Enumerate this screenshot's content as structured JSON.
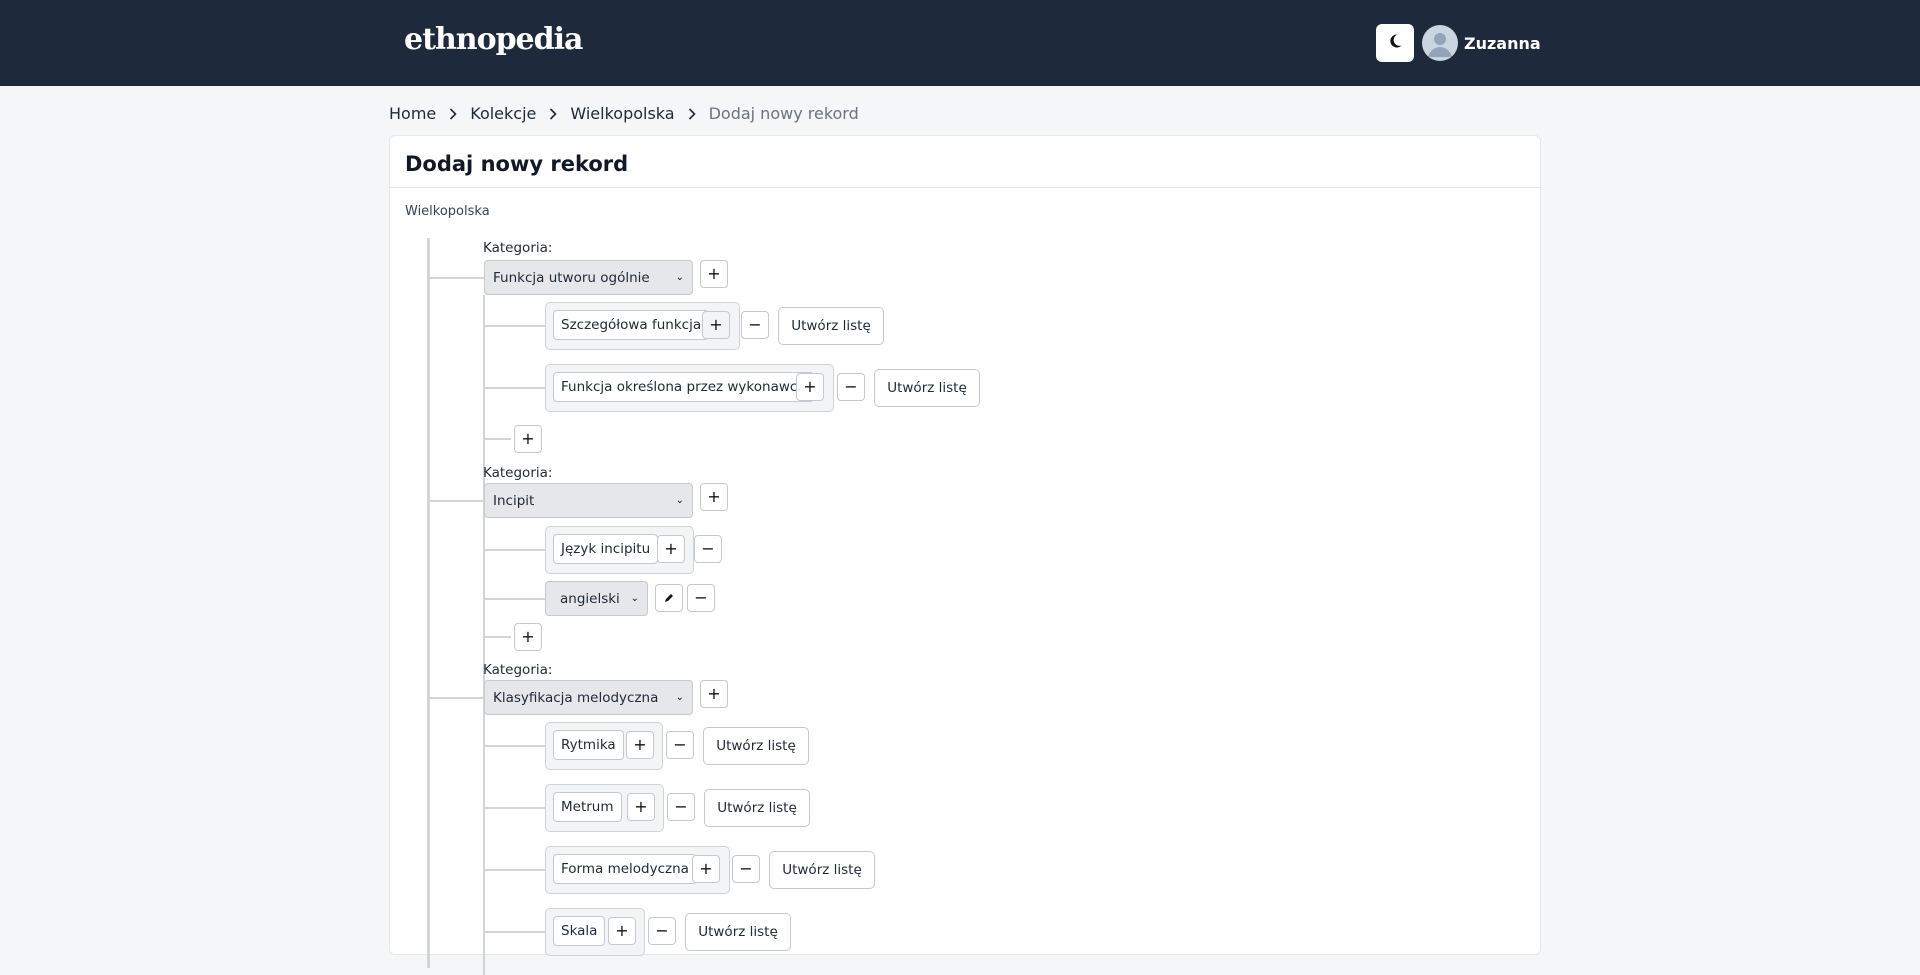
{
  "header": {
    "logo": "ethnopedia",
    "user_name": "Zuzanna",
    "theme_icon": "moon-icon",
    "avatar_icon": "user-avatar-icon"
  },
  "breadcrumb": [
    "Home",
    "Kolekcje",
    "Wielkopolska",
    "Dodaj nowy rekord"
  ],
  "page": {
    "title": "Dodaj nowy rekord",
    "collection": "Wielkopolska"
  },
  "form": {
    "category_label": "Kategoria:",
    "create_list_label": "Utwórz listę",
    "categories": [
      {
        "selected": "Funkcja utworu ogólnie",
        "fields": [
          "Szczegółowa funkcja",
          "Funkcja określona przez wykonawcę"
        ]
      },
      {
        "selected": "Incipit",
        "fields": [
          "Język incipitu"
        ],
        "value_select": "angielski"
      },
      {
        "selected": "Klasyfikacja melodyczna",
        "fields": [
          "Rytmika",
          "Metrum",
          "Forma melodyczna",
          "Skala"
        ]
      }
    ]
  },
  "colors": {
    "navbar": "#1e293b",
    "background": "#f5f6f8",
    "tree_line": "#d1d5db"
  }
}
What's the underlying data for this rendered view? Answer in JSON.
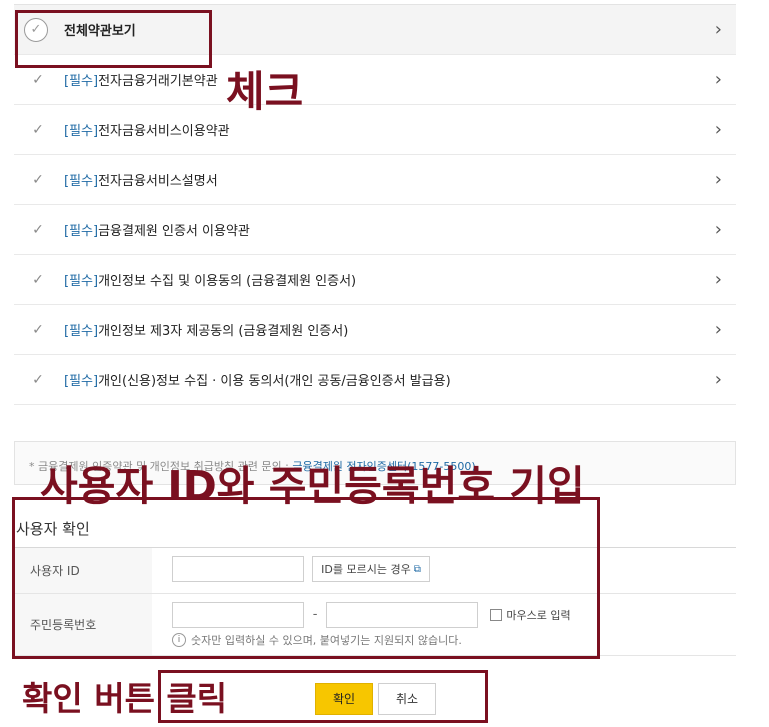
{
  "terms": {
    "all_label": "전체약관보기",
    "req_tag": "[필수]",
    "items": [
      {
        "label": "전자금융거래기본약관"
      },
      {
        "label": "전자금융서비스이용약관"
      },
      {
        "label": "전자금융서비스설명서"
      },
      {
        "label": "금융결제원 인증서 이용약관"
      },
      {
        "label": "개인정보 수집 및 이용동의 (금융결제원 인증서)"
      },
      {
        "label": "개인정보 제3자 제공동의 (금융결제원 인증서)"
      },
      {
        "label": "개인(신용)정보 수집 · 이용 동의서(개인 공동/금융인증서 발급용)"
      }
    ]
  },
  "notice": {
    "text": "* 금융결제원 인증약관 및 개인정보 취급방침 관련 문의 : ",
    "link": "금융결제원 전자인증센터(1577-5500)"
  },
  "annotations": {
    "check": "체크",
    "enter_id": "사용자 ID와 주민등록번호 기입",
    "click_confirm": "확인 버튼 클릭"
  },
  "confirm": {
    "title": "사용자 확인",
    "user_id_label": "사용자 ID",
    "forgot_id_label": "ID를 모르시는 경우",
    "rrn_label": "주민등록번호",
    "dash": "-",
    "mouse_input_label": "마우스로 입력",
    "hint": "숫자만 입력하실 수 있으며, 붙여넣기는 지원되지 않습니다."
  },
  "buttons": {
    "ok": "확인",
    "cancel": "취소"
  },
  "colors": {
    "annotation": "#7a1020",
    "primary_button": "#f7c600",
    "required_tag": "#1f6aa5"
  }
}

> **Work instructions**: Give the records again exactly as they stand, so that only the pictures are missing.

> **Response to the exercise**:
Enumerate this screenshot's content as structured JSON.
{
  "header": {
    "logo": "ethnopedia",
    "user_name": "Zuzanna",
    "theme_icon": "moon-icon",
    "avatar_icon": "user-avatar-icon"
  },
  "breadcrumb": [
    "Home",
    "Kolekcje",
    "Wielkopolska",
    "Dodaj nowy rekord"
  ],
  "page": {
    "title": "Dodaj nowy rekord",
    "collection": "Wielkopolska"
  },
  "form": {
    "category_label": "Kategoria:",
    "create_list_label": "Utwórz listę",
    "categories": [
      {
        "selected": "Funkcja utworu ogólnie",
        "fields": [
          "Szczegółowa funkcja",
          "Funkcja określona przez wykonawcę"
        ]
      },
      {
        "selected": "Incipit",
        "fields": [
          "Język incipitu"
        ],
        "value_select": "angielski"
      },
      {
        "selected": "Klasyfikacja melodyczna",
        "fields": [
          "Rytmika",
          "Metrum",
          "Forma melodyczna",
          "Skala"
        ]
      }
    ]
  },
  "colors": {
    "navbar": "#1e293b",
    "background": "#f5f6f8",
    "tree_line": "#d1d5db"
  }
}
What's the underlying data for this rendered view? Answer in JSON.
{
  "terms": {
    "all_label": "전체약관보기",
    "req_tag": "[필수]",
    "items": [
      {
        "label": "전자금융거래기본약관"
      },
      {
        "label": "전자금융서비스이용약관"
      },
      {
        "label": "전자금융서비스설명서"
      },
      {
        "label": "금융결제원 인증서 이용약관"
      },
      {
        "label": "개인정보 수집 및 이용동의 (금융결제원 인증서)"
      },
      {
        "label": "개인정보 제3자 제공동의 (금융결제원 인증서)"
      },
      {
        "label": "개인(신용)정보 수집 · 이용 동의서(개인 공동/금융인증서 발급용)"
      }
    ]
  },
  "notice": {
    "text": "* 금융결제원 인증약관 및 개인정보 취급방침 관련 문의 : ",
    "link": "금융결제원 전자인증센터(1577-5500)"
  },
  "annotations": {
    "check": "체크",
    "enter_id": "사용자 ID와 주민등록번호 기입",
    "click_confirm": "확인 버튼 클릭"
  },
  "confirm": {
    "title": "사용자 확인",
    "user_id_label": "사용자 ID",
    "forgot_id_label": "ID를 모르시는 경우",
    "rrn_label": "주민등록번호",
    "dash": "-",
    "mouse_input_label": "마우스로 입력",
    "hint": "숫자만 입력하실 수 있으며, 붙여넣기는 지원되지 않습니다."
  },
  "buttons": {
    "ok": "확인",
    "cancel": "취소"
  },
  "colors": {
    "annotation": "#7a1020",
    "primary_button": "#f7c600",
    "required_tag": "#1f6aa5"
  }
}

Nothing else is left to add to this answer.